Make sure your empty ink cartridge gets recycled. Awareness and choice starts when buying a printer. It’s essential you look into the recycling program of the printer and ink cartridge manufacturer ( which often are the same ) before making a purchase decision.
Check if the retailer has a free drop-off program for the printer & cartridge you are about to buy. The store should have drop off location areas near where the toner is sold. While you won’t get cash or credit for turning in your empty toner products, you are doing your part to help the planet and reduce waste in our landfills and waterways.
Mail in your empties

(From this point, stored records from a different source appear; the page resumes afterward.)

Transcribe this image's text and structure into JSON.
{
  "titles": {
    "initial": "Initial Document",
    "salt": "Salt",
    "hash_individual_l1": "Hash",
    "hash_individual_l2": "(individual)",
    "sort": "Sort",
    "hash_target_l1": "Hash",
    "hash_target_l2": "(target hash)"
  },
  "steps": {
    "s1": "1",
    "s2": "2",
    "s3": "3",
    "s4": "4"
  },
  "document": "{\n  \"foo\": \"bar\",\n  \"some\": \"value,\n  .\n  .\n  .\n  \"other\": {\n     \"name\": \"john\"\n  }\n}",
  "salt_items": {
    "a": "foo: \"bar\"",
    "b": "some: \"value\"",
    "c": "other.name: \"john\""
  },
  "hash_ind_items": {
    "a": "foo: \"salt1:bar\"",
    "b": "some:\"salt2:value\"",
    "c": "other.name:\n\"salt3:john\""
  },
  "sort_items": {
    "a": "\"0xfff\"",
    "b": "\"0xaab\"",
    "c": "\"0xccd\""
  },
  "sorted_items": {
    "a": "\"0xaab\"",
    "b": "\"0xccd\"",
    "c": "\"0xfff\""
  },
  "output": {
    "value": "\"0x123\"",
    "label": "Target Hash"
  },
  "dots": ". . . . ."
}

Certain brands provide postage-paid mailing materials for you to put your empty toner cartridges in to send at your convenience. Large businesses with a pallet’s of empty cartridge to be recycled can call and request a pallet pickup.
True Recycling vs Re-Manufacturing
Don’t take apples for pears ! HP® stands by its products, using pieces of plastic from old ink and toner cartridges as some of the plastic in the new ones. This is true recycling. None of the cartridges returned or recycled to HP® through consumers ever go to a landfill. They get sorted, shredded, and separated. Trace amounts of ink or filler components are disposed of sustainably. Small bits of metal and other plastics get turned into items other than just printing goods. The cartridges you recycle become part of trays, the soles of shoes, and other things we buy and use every day.
Brands with the Best Recycling Program
HP runs the toner recycling program, part of the HP Planet Partners Initiative. Anyone who buys HP or Samsung-branded toner products has an easy way to be a part of positive change. The best part? It’s free!
HP® has mastered the art of the “closed loop.” According to our stats, more than 80% of our ink cartridges and 100% of HP LaserJet toner cartridges are made with recycled plastic from their own products. In addition to using empty ink products when making new ones, we use more than half a million pounds of ocean-bound plastic in the process, too.
BROTHER AUSTRALIA & CARTRIDGES 4 PLANET ARK
Brother’s product stewardship management strategy ensures it takes environmental responsibility of its end-of-life consumables and machine disposal.
Brother is a full funding partner of the ‘Cartridges 4 Planet Ark‘ recycling program. This Australia wide program collects and returns cartridges for recycling with a zero waste to landfill guarantee. With over 4,000 ‘Cartridges 4 Planet Ark’ cartridge collection boxes located across Australia, it’s both easy and free to recycle your used cartridges.
Since the program’s inception in 2003, 56,000,000 cartridges have been collected! Unfortunately that is still merely a fraction of the total of cartridges being used.
Be a smart, intelligent and eco-friendly consumer. Think twice before you buy. Think even more before you discard your printer and printer cartridge. The world has a growing number of sustainable solutions on offer and they are FREE. No more excuses for your ink cartridge to end up where it DOES NOT belong: in the landfill !